- EXTRACTED DATA

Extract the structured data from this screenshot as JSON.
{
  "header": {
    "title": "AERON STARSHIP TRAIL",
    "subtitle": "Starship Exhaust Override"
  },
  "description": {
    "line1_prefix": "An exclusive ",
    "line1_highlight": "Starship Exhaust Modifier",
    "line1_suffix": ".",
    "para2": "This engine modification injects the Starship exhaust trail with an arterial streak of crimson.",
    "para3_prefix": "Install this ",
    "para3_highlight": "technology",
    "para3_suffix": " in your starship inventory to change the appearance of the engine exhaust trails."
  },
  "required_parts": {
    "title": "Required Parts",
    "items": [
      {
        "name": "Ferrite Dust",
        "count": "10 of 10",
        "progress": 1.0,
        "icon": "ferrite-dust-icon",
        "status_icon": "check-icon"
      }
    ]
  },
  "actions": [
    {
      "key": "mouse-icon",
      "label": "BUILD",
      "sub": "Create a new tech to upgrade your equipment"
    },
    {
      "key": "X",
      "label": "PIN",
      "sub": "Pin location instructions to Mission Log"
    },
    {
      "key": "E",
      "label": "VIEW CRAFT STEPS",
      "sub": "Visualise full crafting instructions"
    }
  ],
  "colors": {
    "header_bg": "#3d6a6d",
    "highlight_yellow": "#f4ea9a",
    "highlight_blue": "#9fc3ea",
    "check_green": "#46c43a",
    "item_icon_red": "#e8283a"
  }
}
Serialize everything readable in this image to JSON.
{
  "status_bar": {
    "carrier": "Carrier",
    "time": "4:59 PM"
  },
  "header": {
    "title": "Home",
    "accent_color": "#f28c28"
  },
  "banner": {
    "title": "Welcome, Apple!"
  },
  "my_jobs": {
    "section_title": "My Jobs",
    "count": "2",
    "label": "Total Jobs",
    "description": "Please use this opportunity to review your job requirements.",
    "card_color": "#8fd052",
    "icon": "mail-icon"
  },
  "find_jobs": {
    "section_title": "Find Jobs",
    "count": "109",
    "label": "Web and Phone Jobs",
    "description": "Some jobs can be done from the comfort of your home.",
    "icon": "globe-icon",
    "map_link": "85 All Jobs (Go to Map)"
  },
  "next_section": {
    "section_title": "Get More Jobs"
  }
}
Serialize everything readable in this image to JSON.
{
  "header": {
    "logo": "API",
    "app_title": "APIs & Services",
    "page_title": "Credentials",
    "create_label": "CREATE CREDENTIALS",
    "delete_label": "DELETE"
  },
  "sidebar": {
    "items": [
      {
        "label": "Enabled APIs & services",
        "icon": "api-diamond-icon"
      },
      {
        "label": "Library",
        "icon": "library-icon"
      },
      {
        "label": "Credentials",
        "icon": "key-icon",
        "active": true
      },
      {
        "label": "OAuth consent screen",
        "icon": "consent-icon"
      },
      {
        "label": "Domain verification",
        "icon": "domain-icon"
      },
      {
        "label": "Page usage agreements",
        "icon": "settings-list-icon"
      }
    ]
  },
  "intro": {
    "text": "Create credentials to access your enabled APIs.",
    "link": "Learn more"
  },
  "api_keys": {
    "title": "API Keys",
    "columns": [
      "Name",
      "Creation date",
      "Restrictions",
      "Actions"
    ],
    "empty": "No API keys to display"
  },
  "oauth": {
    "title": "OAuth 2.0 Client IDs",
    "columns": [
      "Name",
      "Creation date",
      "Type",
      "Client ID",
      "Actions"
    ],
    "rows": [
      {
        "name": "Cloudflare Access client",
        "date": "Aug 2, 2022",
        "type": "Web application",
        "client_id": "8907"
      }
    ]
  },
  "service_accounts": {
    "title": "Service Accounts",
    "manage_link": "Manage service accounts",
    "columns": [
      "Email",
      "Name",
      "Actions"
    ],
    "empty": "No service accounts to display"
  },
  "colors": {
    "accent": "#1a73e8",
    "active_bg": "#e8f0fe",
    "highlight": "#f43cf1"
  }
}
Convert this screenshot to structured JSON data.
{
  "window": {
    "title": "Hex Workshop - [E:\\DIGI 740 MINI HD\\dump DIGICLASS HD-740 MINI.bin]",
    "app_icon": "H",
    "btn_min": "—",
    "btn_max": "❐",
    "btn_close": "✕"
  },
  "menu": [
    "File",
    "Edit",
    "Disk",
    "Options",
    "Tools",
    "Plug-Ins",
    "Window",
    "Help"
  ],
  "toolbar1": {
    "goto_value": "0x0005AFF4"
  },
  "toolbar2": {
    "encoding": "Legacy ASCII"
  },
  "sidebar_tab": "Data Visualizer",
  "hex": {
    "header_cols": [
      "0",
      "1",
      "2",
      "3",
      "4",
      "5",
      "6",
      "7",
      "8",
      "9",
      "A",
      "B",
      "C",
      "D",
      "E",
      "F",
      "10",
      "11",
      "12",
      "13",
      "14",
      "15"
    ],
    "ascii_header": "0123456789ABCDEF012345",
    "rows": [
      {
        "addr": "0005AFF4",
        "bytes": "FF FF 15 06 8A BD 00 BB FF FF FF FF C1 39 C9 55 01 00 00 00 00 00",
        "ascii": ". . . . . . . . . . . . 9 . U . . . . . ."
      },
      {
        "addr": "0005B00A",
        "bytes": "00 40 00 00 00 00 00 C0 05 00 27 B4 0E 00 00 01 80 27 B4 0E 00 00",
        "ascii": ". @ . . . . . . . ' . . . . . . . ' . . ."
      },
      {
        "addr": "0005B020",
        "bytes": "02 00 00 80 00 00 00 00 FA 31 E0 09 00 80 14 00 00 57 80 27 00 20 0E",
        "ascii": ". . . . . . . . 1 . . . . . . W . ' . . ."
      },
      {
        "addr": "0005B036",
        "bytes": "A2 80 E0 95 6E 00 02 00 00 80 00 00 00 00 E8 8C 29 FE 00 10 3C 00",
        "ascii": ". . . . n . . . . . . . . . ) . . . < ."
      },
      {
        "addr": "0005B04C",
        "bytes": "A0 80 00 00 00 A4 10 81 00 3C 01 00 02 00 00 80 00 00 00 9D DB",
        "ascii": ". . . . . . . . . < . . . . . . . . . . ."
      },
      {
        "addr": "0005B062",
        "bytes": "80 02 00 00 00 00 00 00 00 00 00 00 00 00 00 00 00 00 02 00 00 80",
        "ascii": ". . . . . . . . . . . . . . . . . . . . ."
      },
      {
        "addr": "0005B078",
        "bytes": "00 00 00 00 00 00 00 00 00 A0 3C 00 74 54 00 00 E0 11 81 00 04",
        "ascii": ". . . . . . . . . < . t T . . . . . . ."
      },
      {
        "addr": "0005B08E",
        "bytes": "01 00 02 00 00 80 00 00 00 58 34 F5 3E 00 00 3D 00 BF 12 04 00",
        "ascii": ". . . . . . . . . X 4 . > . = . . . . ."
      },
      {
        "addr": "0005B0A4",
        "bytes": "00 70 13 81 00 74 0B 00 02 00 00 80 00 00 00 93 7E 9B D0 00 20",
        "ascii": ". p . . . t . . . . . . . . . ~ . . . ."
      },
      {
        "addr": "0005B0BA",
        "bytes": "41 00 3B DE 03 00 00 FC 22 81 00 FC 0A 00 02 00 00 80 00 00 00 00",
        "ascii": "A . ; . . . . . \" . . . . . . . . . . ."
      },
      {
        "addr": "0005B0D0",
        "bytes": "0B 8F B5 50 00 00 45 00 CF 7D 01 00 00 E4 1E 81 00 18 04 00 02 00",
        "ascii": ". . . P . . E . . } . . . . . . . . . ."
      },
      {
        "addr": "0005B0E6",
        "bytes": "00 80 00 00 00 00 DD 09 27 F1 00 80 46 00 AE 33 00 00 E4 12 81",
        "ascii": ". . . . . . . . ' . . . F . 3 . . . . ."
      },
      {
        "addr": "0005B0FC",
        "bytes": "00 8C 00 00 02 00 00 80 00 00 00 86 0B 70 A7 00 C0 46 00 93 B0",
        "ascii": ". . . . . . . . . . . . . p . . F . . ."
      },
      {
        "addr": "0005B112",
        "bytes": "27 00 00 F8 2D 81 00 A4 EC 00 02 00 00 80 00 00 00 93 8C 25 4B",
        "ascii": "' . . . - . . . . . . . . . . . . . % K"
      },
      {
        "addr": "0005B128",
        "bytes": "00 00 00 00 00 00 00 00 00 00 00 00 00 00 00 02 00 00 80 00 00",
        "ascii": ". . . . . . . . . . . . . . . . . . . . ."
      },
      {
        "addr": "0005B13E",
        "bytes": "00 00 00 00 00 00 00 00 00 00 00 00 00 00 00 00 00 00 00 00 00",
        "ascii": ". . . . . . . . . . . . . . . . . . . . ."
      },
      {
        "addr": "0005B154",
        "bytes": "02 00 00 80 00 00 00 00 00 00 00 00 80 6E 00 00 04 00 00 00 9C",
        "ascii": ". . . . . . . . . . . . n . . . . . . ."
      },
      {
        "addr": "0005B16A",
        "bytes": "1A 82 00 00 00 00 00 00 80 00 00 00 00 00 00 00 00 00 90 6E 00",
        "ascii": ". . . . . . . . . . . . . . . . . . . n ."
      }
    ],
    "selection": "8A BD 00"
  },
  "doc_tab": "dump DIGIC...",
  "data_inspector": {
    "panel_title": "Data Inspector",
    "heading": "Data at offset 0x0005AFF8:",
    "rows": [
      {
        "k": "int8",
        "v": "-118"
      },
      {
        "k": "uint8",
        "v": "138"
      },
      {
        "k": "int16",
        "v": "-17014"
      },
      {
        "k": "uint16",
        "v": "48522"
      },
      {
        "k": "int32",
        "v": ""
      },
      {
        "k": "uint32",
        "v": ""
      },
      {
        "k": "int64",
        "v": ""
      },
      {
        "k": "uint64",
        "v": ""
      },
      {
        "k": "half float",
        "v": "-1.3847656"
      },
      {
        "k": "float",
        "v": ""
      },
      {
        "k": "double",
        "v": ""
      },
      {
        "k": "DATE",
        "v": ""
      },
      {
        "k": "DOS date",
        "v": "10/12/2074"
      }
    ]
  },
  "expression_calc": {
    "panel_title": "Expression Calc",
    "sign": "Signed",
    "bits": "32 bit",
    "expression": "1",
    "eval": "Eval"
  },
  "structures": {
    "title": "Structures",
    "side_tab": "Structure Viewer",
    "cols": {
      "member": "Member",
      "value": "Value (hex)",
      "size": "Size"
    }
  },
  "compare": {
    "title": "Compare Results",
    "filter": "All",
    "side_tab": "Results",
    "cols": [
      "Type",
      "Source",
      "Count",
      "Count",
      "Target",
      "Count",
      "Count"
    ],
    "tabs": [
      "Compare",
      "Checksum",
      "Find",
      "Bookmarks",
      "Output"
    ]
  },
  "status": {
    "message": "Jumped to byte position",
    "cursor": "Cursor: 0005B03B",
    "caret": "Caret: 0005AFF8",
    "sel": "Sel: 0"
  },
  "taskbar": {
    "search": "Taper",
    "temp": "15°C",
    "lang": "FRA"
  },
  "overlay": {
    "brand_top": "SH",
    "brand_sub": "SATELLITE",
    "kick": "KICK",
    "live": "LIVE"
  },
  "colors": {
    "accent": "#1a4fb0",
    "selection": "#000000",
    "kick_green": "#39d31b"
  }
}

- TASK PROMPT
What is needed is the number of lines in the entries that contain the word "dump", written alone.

- RESPONSE
2